**** Provided data

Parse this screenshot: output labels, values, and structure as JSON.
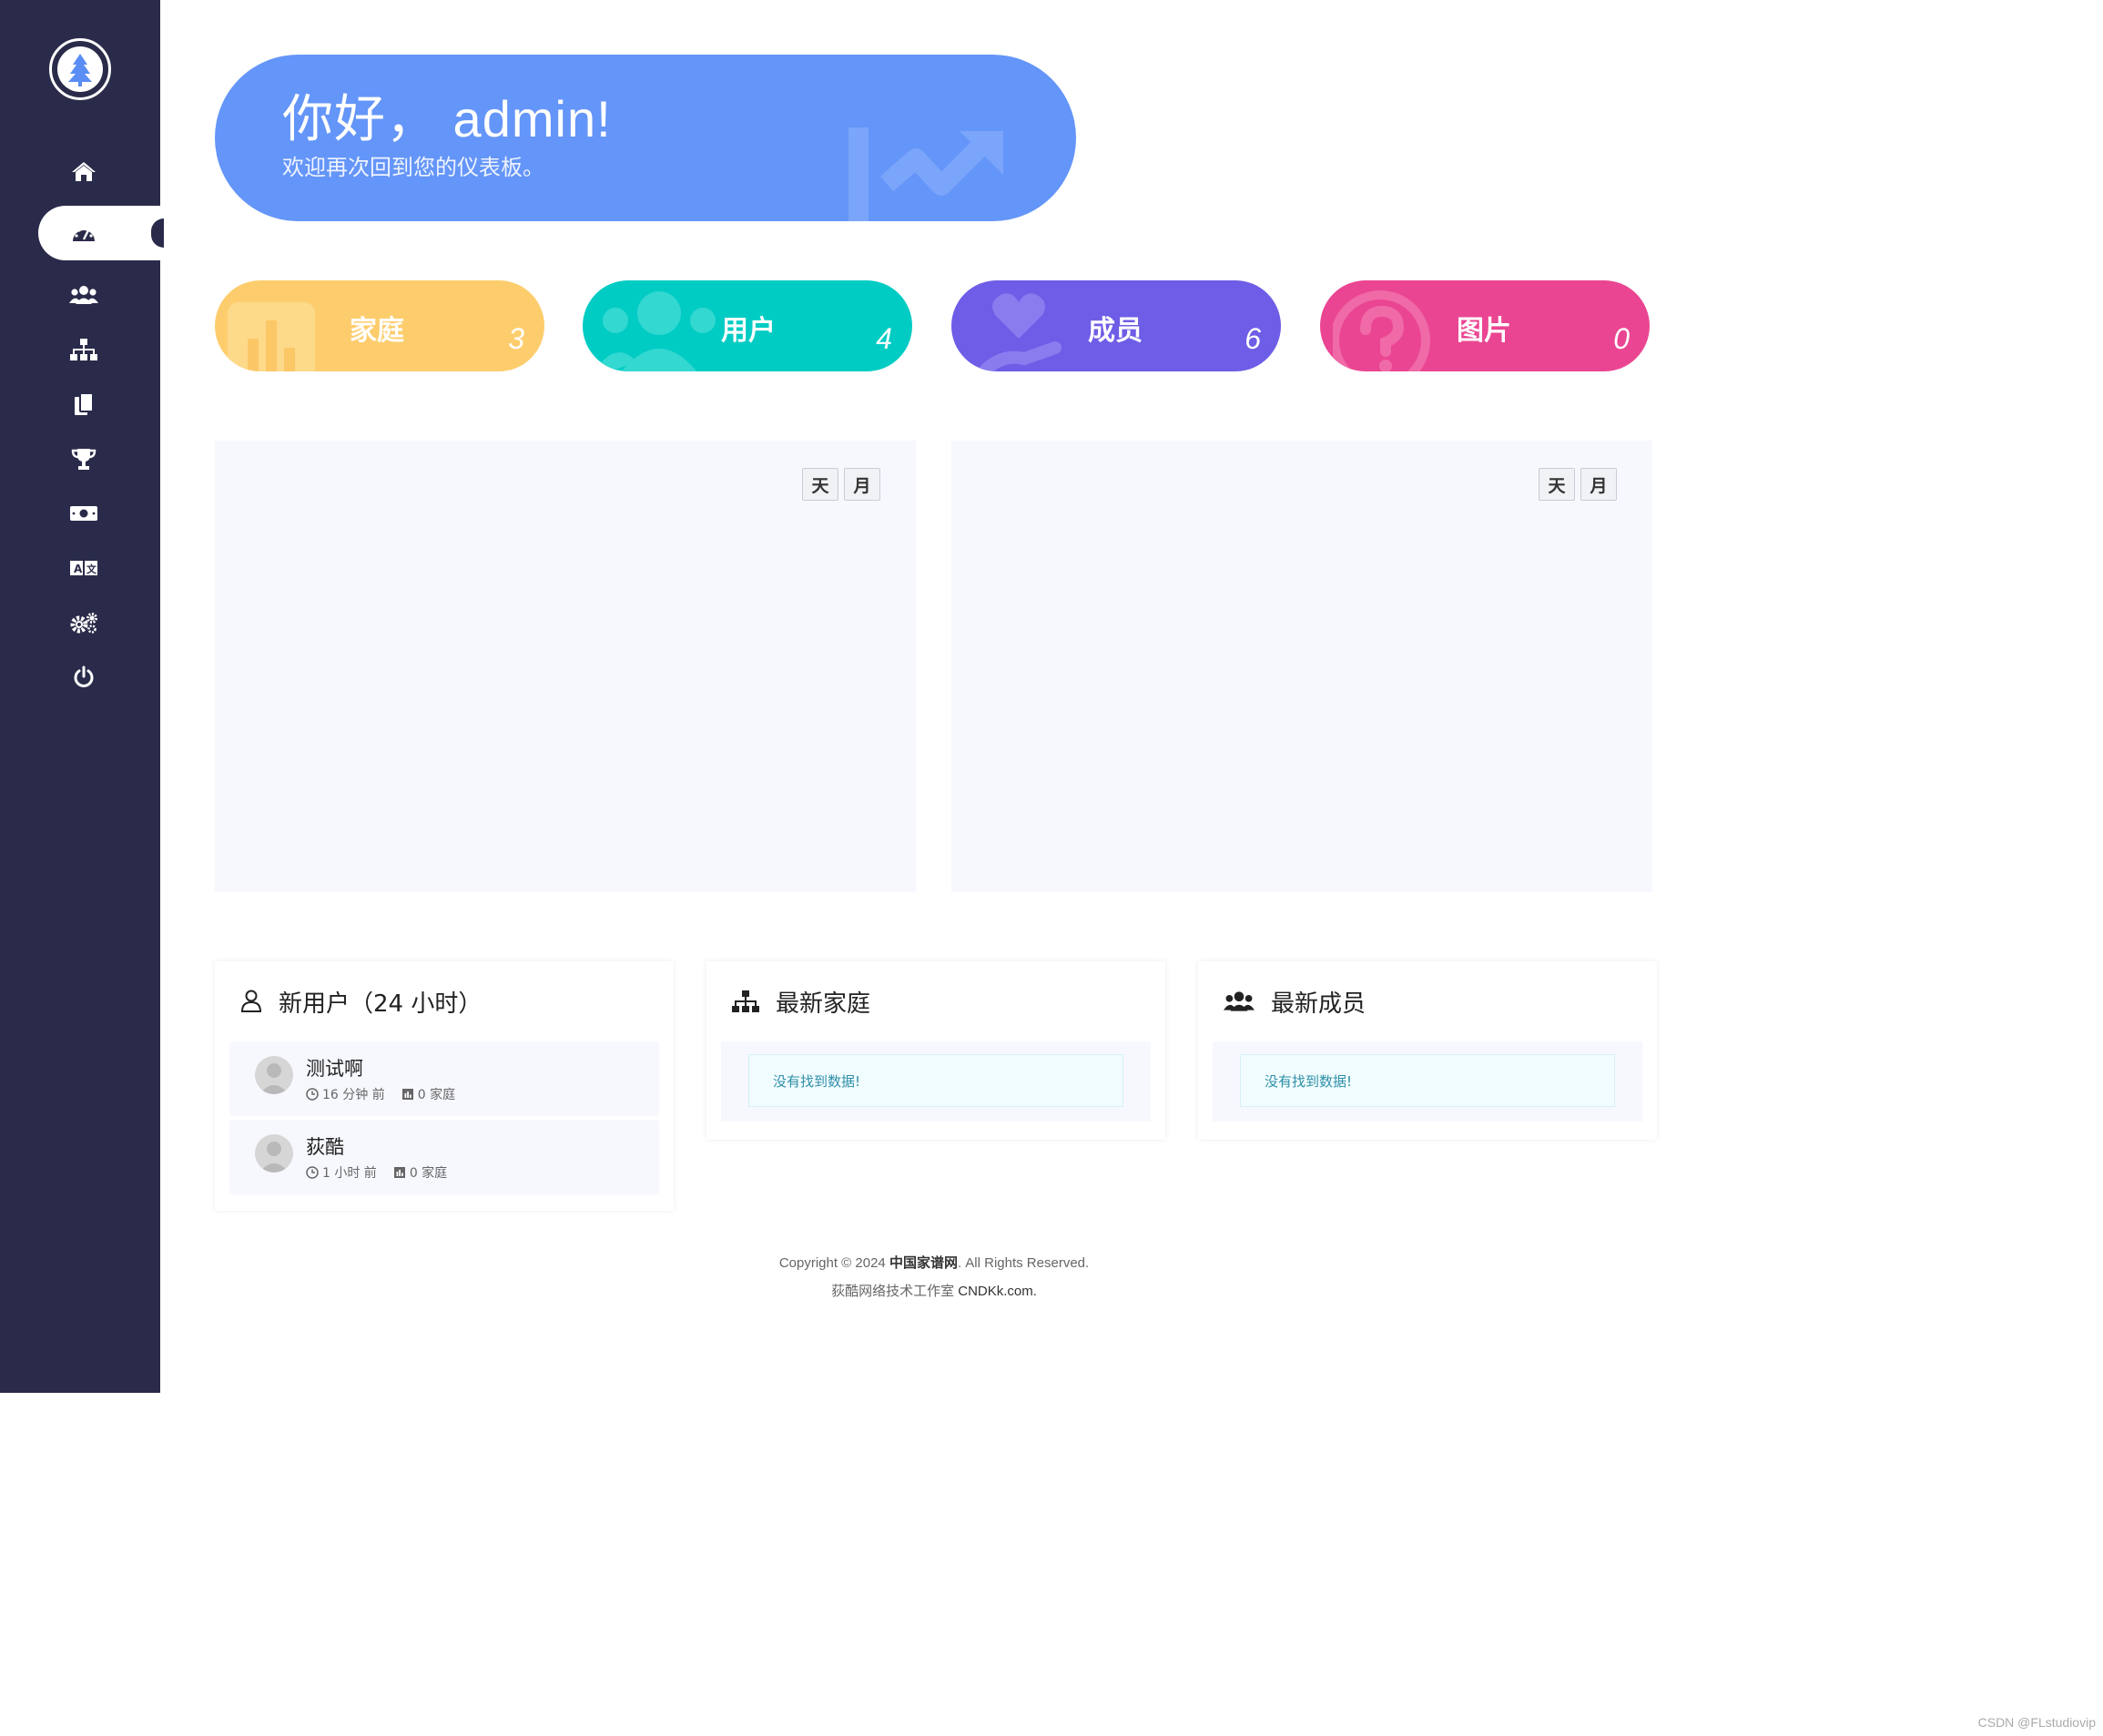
{
  "hero": {
    "title": "你好， admin!",
    "subtitle": "欢迎再次回到您的仪表板。"
  },
  "stats": [
    {
      "label": "家庭",
      "value": "3",
      "color": "#fdcd6d"
    },
    {
      "label": "用户",
      "value": "4",
      "color": "#00ccc4"
    },
    {
      "label": "成员",
      "value": "6",
      "color": "#6e5de6"
    },
    {
      "label": "图片",
      "value": "0",
      "color": "#ea4592"
    }
  ],
  "charts": [
    {
      "day": "天",
      "month": "月"
    },
    {
      "day": "天",
      "month": "月"
    }
  ],
  "new_users": {
    "title": "新用户（24 小时）",
    "rows": [
      {
        "name": "测试啊",
        "time": "16 分钟 前",
        "families": "0 家庭"
      },
      {
        "name": "荻酷",
        "time": "1 小时 前",
        "families": "0 家庭"
      }
    ]
  },
  "latest_families": {
    "title": "最新家庭",
    "empty": "没有找到数据!"
  },
  "latest_members": {
    "title": "最新成员",
    "empty": "没有找到数据!"
  },
  "footer": {
    "line1_prefix": "Copyright © 2024 ",
    "line1_brand": "中国家谱网",
    "line1_suffix": ". All Rights Reserved.",
    "line2_prefix": "荻酷网络技术工作室 ",
    "line2_brand": "CNDKk.com."
  },
  "watermark": "CSDN @FLstudiovip"
}
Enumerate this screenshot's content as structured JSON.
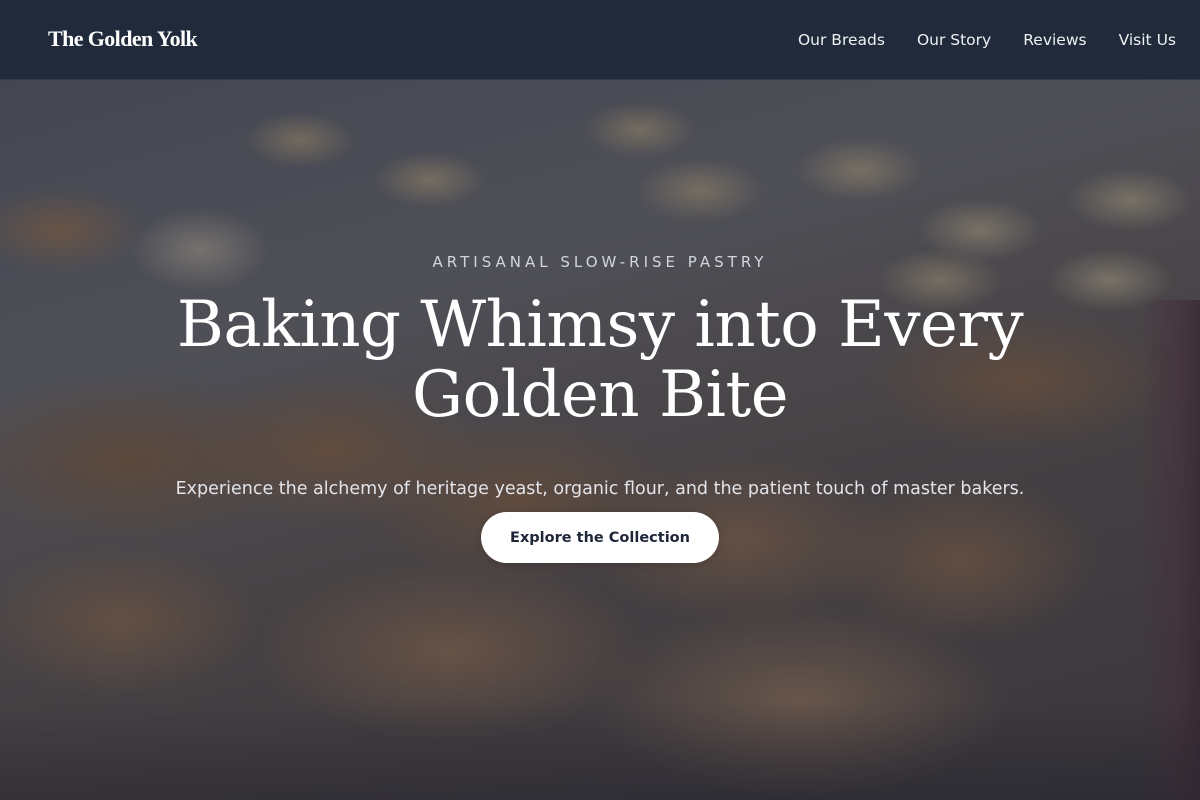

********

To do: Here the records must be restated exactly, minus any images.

Output for this exercise:
Parse this screenshot: output labels, values, and structure as JSON.
{
  "hero": {
    "title": "你好， admin!",
    "subtitle": "欢迎再次回到您的仪表板。"
  },
  "stats": [
    {
      "label": "家庭",
      "value": "3",
      "color": "#fdcd6d"
    },
    {
      "label": "用户",
      "value": "4",
      "color": "#00ccc4"
    },
    {
      "label": "成员",
      "value": "6",
      "color": "#6e5de6"
    },
    {
      "label": "图片",
      "value": "0",
      "color": "#ea4592"
    }
  ],
  "charts": [
    {
      "day": "天",
      "month": "月"
    },
    {
      "day": "天",
      "month": "月"
    }
  ],
  "new_users": {
    "title": "新用户（24 小时）",
    "rows": [
      {
        "name": "测试啊",
        "time": "16 分钟 前",
        "families": "0 家庭"
      },
      {
        "name": "荻酷",
        "time": "1 小时 前",
        "families": "0 家庭"
      }
    ]
  },
  "latest_families": {
    "title": "最新家庭",
    "empty": "没有找到数据!"
  },
  "latest_members": {
    "title": "最新成员",
    "empty": "没有找到数据!"
  },
  "footer": {
    "line1_prefix": "Copyright © 2024 ",
    "line1_brand": "中国家谱网",
    "line1_suffix": ". All Rights Reserved.",
    "line2_prefix": "荻酷网络技术工作室 ",
    "line2_brand": "CNDKk.com."
  },
  "watermark": "CSDN @FLstudiovip"
}
Enumerate this screenshot's content as structured JSON.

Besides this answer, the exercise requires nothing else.